**Exercise requirements:**
In full and without alteration, print the records below, minus any images.
** Records supplied follows **
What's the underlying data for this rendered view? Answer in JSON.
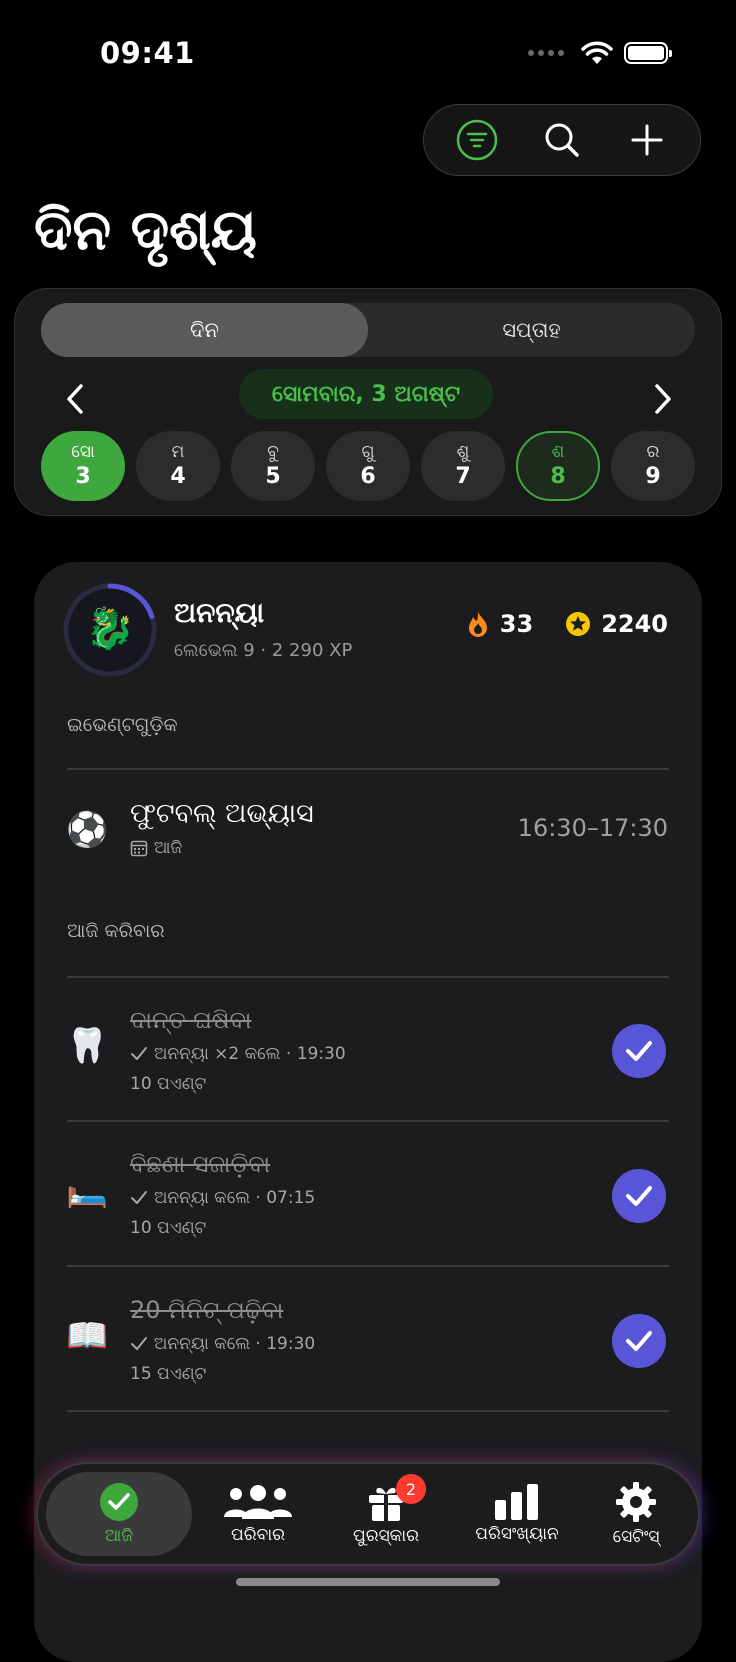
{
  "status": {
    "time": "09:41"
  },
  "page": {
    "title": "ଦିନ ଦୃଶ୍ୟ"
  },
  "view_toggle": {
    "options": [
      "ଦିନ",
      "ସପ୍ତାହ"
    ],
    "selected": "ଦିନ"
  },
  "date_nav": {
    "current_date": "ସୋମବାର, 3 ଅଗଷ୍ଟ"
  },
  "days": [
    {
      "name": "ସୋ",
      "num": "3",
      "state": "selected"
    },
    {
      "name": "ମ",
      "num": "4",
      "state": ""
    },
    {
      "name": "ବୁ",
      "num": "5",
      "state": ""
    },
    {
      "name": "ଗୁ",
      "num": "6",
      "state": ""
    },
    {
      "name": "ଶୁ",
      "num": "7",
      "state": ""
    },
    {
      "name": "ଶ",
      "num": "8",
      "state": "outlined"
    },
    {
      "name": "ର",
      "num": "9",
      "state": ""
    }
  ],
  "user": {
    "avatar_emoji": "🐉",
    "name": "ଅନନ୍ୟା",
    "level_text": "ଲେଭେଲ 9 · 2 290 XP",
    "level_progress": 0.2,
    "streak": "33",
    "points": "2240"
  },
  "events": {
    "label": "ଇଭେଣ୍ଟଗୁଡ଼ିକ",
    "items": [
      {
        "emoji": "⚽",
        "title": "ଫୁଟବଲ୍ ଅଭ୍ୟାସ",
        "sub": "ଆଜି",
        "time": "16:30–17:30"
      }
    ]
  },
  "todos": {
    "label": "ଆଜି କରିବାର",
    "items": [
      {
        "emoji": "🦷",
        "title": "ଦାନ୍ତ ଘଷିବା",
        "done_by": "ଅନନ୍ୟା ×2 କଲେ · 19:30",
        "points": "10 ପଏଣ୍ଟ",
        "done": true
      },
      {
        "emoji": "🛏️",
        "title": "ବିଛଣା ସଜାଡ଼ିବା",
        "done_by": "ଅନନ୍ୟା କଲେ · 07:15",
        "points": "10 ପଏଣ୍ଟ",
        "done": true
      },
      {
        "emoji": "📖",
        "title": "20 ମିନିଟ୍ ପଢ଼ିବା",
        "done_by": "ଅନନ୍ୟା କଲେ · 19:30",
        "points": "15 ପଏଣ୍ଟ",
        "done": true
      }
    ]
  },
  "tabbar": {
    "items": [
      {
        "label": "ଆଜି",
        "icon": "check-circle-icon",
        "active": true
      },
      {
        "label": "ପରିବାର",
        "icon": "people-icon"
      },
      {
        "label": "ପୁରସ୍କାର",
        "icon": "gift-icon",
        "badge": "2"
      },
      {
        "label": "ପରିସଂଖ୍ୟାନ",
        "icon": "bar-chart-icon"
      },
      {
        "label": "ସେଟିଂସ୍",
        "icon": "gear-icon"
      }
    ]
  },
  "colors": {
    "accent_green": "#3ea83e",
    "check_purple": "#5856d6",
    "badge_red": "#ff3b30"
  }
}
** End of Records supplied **
**Completed exercise:**
What's the underlying data for this rendered view? Answer in JSON.
{
  "status": {
    "time": "09:41"
  },
  "page": {
    "title": "ଦିନ ଦୃଶ୍ୟ"
  },
  "view_toggle": {
    "options": [
      "ଦିନ",
      "ସପ୍ତାହ"
    ],
    "selected": "ଦିନ"
  },
  "date_nav": {
    "current_date": "ସୋମବାର, 3 ଅଗଷ୍ଟ"
  },
  "days": [
    {
      "name": "ସୋ",
      "num": "3",
      "state": "selected"
    },
    {
      "name": "ମ",
      "num": "4",
      "state": ""
    },
    {
      "name": "ବୁ",
      "num": "5",
      "state": ""
    },
    {
      "name": "ଗୁ",
      "num": "6",
      "state": ""
    },
    {
      "name": "ଶୁ",
      "num": "7",
      "state": ""
    },
    {
      "name": "ଶ",
      "num": "8",
      "state": "outlined"
    },
    {
      "name": "ର",
      "num": "9",
      "state": ""
    }
  ],
  "user": {
    "avatar_emoji": "🐉",
    "name": "ଅନନ୍ୟା",
    "level_text": "ଲେଭେଲ 9 · 2 290 XP",
    "level_progress": 0.2,
    "streak": "33",
    "points": "2240"
  },
  "events": {
    "label": "ଇଭେଣ୍ଟଗୁଡ଼ିକ",
    "items": [
      {
        "emoji": "⚽",
        "title": "ଫୁଟବଲ୍ ଅଭ୍ୟାସ",
        "sub": "ଆଜି",
        "time": "16:30–17:30"
      }
    ]
  },
  "todos": {
    "label": "ଆଜି କରିବାର",
    "items": [
      {
        "emoji": "🦷",
        "title": "ଦାନ୍ତ ଘଷିବା",
        "done_by": "ଅନନ୍ୟା ×2 କଲେ · 19:30",
        "points": "10 ପଏଣ୍ଟ",
        "done": true
      },
      {
        "emoji": "🛏️",
        "title": "ବିଛଣା ସଜାଡ଼ିବା",
        "done_by": "ଅନନ୍ୟା କଲେ · 07:15",
        "points": "10 ପଏଣ୍ଟ",
        "done": true
      },
      {
        "emoji": "📖",
        "title": "20 ମିନିଟ୍ ପଢ଼ିବା",
        "done_by": "ଅନନ୍ୟା କଲେ · 19:30",
        "points": "15 ପଏଣ୍ଟ",
        "done": true
      }
    ]
  },
  "tabbar": {
    "items": [
      {
        "label": "ଆଜି",
        "icon": "check-circle-icon",
        "active": true
      },
      {
        "label": "ପରିବାର",
        "icon": "people-icon"
      },
      {
        "label": "ପୁରସ୍କାର",
        "icon": "gift-icon",
        "badge": "2"
      },
      {
        "label": "ପରିସଂଖ୍ୟାନ",
        "icon": "bar-chart-icon"
      },
      {
        "label": "ସେଟିଂସ୍",
        "icon": "gear-icon"
      }
    ]
  },
  "colors": {
    "accent_green": "#3ea83e",
    "check_purple": "#5856d6",
    "badge_red": "#ff3b30"
  }
}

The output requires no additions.